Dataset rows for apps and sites
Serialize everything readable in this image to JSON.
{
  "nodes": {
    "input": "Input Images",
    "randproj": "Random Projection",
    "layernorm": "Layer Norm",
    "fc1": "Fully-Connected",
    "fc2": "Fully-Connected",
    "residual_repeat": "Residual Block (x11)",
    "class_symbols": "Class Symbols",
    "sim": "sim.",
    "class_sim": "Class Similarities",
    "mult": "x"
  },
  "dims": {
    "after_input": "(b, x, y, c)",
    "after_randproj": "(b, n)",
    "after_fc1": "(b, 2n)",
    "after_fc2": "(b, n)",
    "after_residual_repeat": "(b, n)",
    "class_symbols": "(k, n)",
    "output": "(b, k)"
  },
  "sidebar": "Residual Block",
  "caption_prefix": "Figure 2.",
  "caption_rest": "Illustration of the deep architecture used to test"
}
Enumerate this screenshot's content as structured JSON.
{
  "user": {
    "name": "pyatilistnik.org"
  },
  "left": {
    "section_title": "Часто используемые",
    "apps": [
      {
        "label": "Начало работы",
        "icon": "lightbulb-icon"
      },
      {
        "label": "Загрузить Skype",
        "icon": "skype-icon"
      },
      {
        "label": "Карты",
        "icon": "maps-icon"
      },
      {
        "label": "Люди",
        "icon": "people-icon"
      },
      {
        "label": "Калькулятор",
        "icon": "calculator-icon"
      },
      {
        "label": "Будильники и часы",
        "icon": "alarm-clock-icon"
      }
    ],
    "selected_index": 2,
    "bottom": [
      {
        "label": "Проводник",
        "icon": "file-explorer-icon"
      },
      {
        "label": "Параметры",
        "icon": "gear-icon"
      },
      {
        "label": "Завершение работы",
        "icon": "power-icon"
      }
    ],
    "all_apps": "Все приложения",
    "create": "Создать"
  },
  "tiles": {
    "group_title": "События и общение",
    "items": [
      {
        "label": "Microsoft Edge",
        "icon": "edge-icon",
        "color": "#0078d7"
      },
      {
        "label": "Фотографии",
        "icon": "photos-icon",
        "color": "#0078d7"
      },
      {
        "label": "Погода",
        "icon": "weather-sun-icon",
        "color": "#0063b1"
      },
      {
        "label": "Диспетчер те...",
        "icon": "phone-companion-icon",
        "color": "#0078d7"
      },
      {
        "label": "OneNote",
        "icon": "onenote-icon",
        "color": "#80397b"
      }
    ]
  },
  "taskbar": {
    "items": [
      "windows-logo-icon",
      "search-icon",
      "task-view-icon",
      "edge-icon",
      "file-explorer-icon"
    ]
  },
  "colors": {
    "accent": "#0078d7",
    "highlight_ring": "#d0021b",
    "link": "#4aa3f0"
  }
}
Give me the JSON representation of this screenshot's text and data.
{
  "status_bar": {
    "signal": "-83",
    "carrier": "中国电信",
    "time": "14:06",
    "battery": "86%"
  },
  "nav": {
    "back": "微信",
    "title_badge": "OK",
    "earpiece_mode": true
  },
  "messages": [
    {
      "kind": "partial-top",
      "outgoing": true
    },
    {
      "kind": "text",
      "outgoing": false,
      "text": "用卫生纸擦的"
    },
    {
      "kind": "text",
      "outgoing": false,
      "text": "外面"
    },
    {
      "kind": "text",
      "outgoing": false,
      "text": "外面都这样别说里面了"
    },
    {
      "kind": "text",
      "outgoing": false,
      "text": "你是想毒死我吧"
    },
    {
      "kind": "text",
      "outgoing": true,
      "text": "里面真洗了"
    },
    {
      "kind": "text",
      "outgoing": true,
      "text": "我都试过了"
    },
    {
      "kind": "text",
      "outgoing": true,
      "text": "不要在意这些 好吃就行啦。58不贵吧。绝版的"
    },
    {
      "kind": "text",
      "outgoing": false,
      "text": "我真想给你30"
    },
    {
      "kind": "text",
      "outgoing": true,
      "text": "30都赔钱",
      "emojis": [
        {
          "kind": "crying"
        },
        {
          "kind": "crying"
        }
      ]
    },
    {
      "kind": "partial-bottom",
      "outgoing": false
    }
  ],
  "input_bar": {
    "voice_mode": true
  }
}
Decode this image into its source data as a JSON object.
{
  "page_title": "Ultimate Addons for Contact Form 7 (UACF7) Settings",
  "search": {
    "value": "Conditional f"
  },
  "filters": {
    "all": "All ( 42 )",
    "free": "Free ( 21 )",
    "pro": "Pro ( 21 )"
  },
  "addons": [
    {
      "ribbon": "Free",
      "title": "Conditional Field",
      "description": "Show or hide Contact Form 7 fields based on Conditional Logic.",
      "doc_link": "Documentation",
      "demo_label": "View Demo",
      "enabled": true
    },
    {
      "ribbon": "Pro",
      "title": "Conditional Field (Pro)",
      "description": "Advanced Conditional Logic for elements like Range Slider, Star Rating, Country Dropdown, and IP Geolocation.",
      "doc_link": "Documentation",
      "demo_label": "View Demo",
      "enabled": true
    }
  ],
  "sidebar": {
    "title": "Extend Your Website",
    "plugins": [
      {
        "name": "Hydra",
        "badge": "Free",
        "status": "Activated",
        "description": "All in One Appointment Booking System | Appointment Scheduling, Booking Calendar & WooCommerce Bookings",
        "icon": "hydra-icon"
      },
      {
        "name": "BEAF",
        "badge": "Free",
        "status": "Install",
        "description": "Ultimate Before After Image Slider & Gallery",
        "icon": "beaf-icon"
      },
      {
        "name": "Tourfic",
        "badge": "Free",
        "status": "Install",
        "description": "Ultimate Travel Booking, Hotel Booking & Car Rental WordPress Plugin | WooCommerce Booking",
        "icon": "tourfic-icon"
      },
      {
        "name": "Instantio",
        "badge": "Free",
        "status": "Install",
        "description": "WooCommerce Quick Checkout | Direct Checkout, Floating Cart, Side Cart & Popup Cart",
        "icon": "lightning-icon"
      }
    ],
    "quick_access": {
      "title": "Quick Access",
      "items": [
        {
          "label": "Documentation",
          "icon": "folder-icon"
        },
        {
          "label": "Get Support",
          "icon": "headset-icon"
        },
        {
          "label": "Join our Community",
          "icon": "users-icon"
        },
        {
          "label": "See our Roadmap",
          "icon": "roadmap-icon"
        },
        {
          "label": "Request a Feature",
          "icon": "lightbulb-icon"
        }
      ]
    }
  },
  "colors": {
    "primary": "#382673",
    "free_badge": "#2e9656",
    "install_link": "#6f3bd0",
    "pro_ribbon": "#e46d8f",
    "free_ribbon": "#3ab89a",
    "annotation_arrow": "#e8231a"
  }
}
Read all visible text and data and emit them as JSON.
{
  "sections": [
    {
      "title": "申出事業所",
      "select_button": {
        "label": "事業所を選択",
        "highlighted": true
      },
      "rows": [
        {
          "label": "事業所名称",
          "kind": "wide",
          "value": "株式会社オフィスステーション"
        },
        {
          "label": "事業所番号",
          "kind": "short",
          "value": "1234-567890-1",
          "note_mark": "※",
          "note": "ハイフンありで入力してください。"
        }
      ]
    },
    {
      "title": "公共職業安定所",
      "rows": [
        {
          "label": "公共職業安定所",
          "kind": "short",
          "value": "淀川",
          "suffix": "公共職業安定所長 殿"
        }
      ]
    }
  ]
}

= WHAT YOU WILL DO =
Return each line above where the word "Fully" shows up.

= FINISHED TASK =
    "fc1": "Fully-Connected",
    "fc2": "Fully-Connected",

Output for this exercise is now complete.